Christmas in 1947
Merry Christmas, babes. The first time I sat down to write this post was in Nannu's kitchen in West Virginia, with a tiny glass of chilled limoncello, and the sounds of raucous 85 year old Italians echoing up the stairs. And then as Dean Martin was coasting into a really dramatic declaration of l'amore, the wifi cut out and my initial yammerings were lost. I said fuck about 12 times and decided to drink more limoncello -- the Italian response to agony. Here I am for round two.
This was one of my favorite Christmases for a few reasons: it was the first with my brother-in-law (hi Alex! are you wearing the sweater I bought you?), it was the first time I've helped cook the traditional Xmas Eve "feast of the seven fishes", and it was the first time I've really zeroed in on the work, authenticity, and care with which every morsel of food is prepared.
I believe for every writer there is a topic that's too close to their imagination to adequately be captured. And for me, that place is West Virginia. For many (okay I'm talking about liberal New Yorkers), it's a red state in the polls, the origin of some very ick jokes, and outside the zone of intelligentsia culture talk. But for me, it's mythic. Nothing more, nothing less.
My family came to the States in 1947 from Calabria in Southern Italy and landed in a tiny town called Weirton, near the steel mills. And in the last 50+ years, we've whittled our way into the rock face, preserving our Italian traditions and incorporating American opulence (and a good Cadillac) when appropriate. Where Nannu (my grandfather) lives is essentially a tiny Southern Italian town transported. Which is to say that tiny little aunties knock on the front door at 8am, bearing cantaloupe and lady fingers, biscotti and almond brittle. After dinner you "visit", walking down the street for tiramisu that's so eggy and whipped it's almost pudding, and the dreamiest thang you've ever tasted, and everyone has banging gold jewelry of the Carmela Soprano variety. Italian hospitality is alive and well in this land; you don't leave Nannu's house without a bite of fontinella and a wedge of his homemade soppressata. And yes, you're having a third meatball. Mhmm.
West Virginia - in some ways - is the land that time forgot, and that's exactly why I love it. This is the land of smoke stacks rising off the river, mysterious horses breaking down the wild, wonderful pastures, off-brand cafes of pink and purple, and casinos with names like "Misty's Palace" which are never occupied and never close. For a writer, West Virginia is where imagination roams free.
And the food is dank, to tell you the truth.
Mom, Tzi Lisa, and Nannu cooked Christmas Eve dinner and I played sous chef, peeling potatoes for the fish soup (with Buster + Missy at my feet, two of the best dogs ever), seasoning & flouring the baccala (cod) and dropping it into searing hot Canola oil, refilling the wine (Nannu's!) where appropriate. We had a test kitchen going, sitting at the table to bite and assess the fried cod when it was done, eyeing each other's chopping jobs (Nannu is the pro, obviously) and recalling Christmases of years past.

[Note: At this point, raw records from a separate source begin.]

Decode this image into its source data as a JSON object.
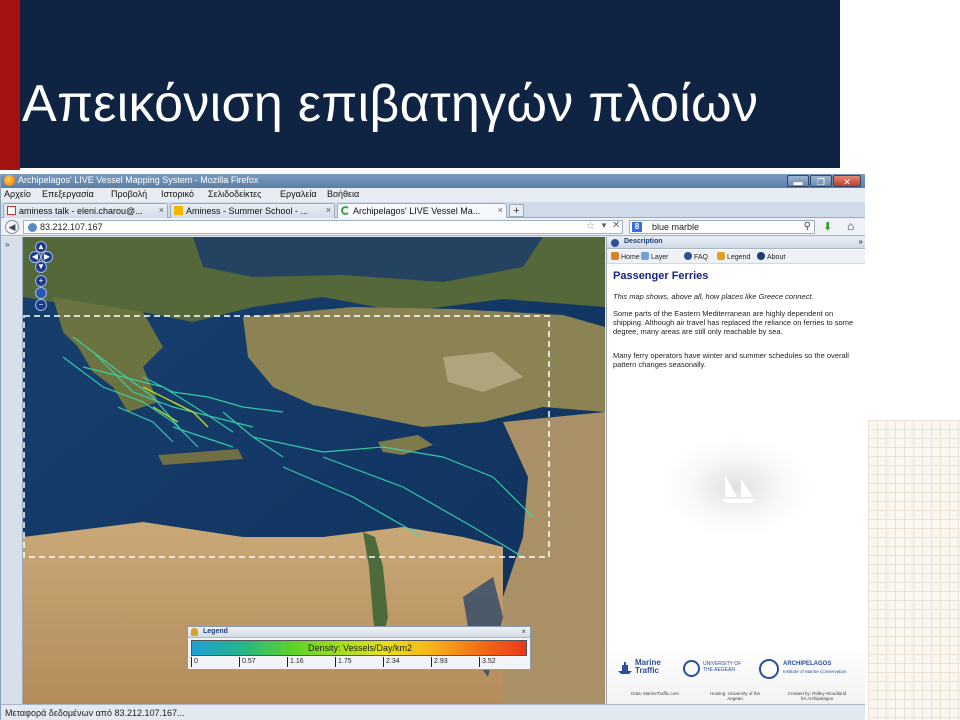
{
  "slide": {
    "title": "Απεικόνιση επιβατηγών πλοίων",
    "colors": {
      "title_bar": "#0f2342",
      "stripe": "#a41212"
    }
  },
  "browser": {
    "window_title": "Archipelagos' LIVE Vessel Mapping System - Mozilla Firefox",
    "window_controls": [
      "▬",
      "❐",
      "✕"
    ],
    "menu": [
      "Αρχείο",
      "Επεξεργασία",
      "Προβολή",
      "Ιστορικό",
      "Σελιδοδείκτες",
      "Εργαλεία",
      "Βοήθεια"
    ],
    "tabs": [
      {
        "label": "aminess talk - eleni.charou@...",
        "icon": "gmail-icon",
        "active": false
      },
      {
        "label": "Aminess - Summer School - ...",
        "icon": "slides-icon",
        "active": false
      },
      {
        "label": "Archipelagos' LIVE Vessel Ma...",
        "icon": "loading-icon",
        "active": true
      }
    ],
    "tab_close": "×",
    "new_tab": "+",
    "url": "83.212.107.167",
    "search_value": "blue marble",
    "search_engine_badge": "8",
    "status": "Μεταφορά δεδομένων από 83.212.107.167..."
  },
  "legend": {
    "title": "Legend",
    "close": "×",
    "gradient_label": "Density: Vessels/Day/km2",
    "ticks": [
      "0",
      "0.57",
      "1.16",
      "1.75",
      "2.34",
      "2.93",
      "3.52"
    ],
    "gradient_colors": [
      "#1f9fd3",
      "#5bd12a",
      "#e9e21a",
      "#e8381a"
    ]
  },
  "description": {
    "header": "Description",
    "collapse": "»",
    "nav": [
      "Home",
      "Layer",
      "FAQ",
      "Legend",
      "About"
    ],
    "title": "Passenger Ferries",
    "paragraphs": [
      "This map shows, above all, how places like Greece connect.",
      "Some parts of the Eastern Mediterranean are highly dependent on shipping. Although air travel has replaced the reliance on ferries to some degree, many areas are still only reachable by sea.",
      "Many ferry operators have winter and summer schedules so the overall pattern changes seasonally."
    ],
    "footer": {
      "marinetraffic": "Marine Traffic",
      "aegean": "UNIVERSITY OF THE AEGEAN",
      "archipelagos": "ARCHIPELAGOS",
      "archipelagos_sub": "Institute of Marine Conservation",
      "credits": [
        "Data: MarineTraffic.com",
        "Hosting: University of the Aegean",
        "Created by: Ridley Woodland for Archipelagos"
      ]
    }
  },
  "map": {
    "sidebar_toggle": "»",
    "controls": [
      "▲",
      "◀",
      "▶",
      "▼",
      "+",
      "−"
    ]
  }
}
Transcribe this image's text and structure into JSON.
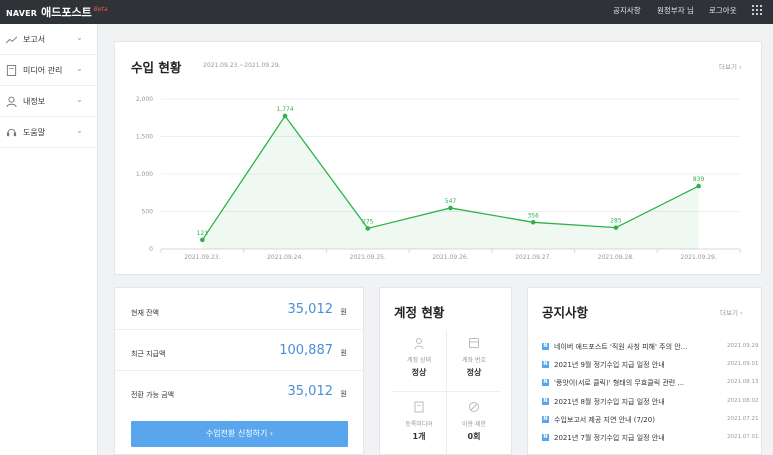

In the end, dinner was about 25+ people and totally delish - fish soup and linguini with clams, angel hair, salad with chopped apples and vinegar, smelts (fried anchovies) and glass of glass of vino rosso. And for dessert: Tzi Lisa's amaretto cake which is somewhere between traditional bundt cake and boozy heaven (you get drunk off of it the second day, but that's a family secret), Prantl's almond torte (a Pittsburgh classic and my cousin's wedding cake for her upcoming nuptuals), Tzi Lisa's "nutty Irishman" (coffee, Frangelico, whipped cream), and Italian cookies, best when dunked into coffee.
Christmas dinner, the following evening, is at Nannu's house and is my favorite meal - his meatballs, penne in red sauce, broccoli, and Italian wedding soup (chicken broth, tiny meatballs, escarole, orzo, carrots, garlic, parmesan, heaven). This is the OG dinner - just the inner circle fam - and it's when we really get into the pili which is to say gossip/details. Sometimes that's evaluating my grandfather's love life, sometimes that's roasting me about my lack of a groom, sometimes that's pinching each other's asses. But generally it's the best.
Oh, did I mention that the backdrop of this din is wallpaper of the Southern Italian coastline? You know you're Italian when.
I'm often asked about my favorite NY italian and I gotta be real with you: when you have a family like mine, you're ruined for everything else.
Happy holidays, y'all. Wishing you thickly sliced cantaloupe, cups of coffee in 1950s floral china, midnight bowls of pasta, and airy eggs with day-old green beans in oil.
Baci grande from 1947.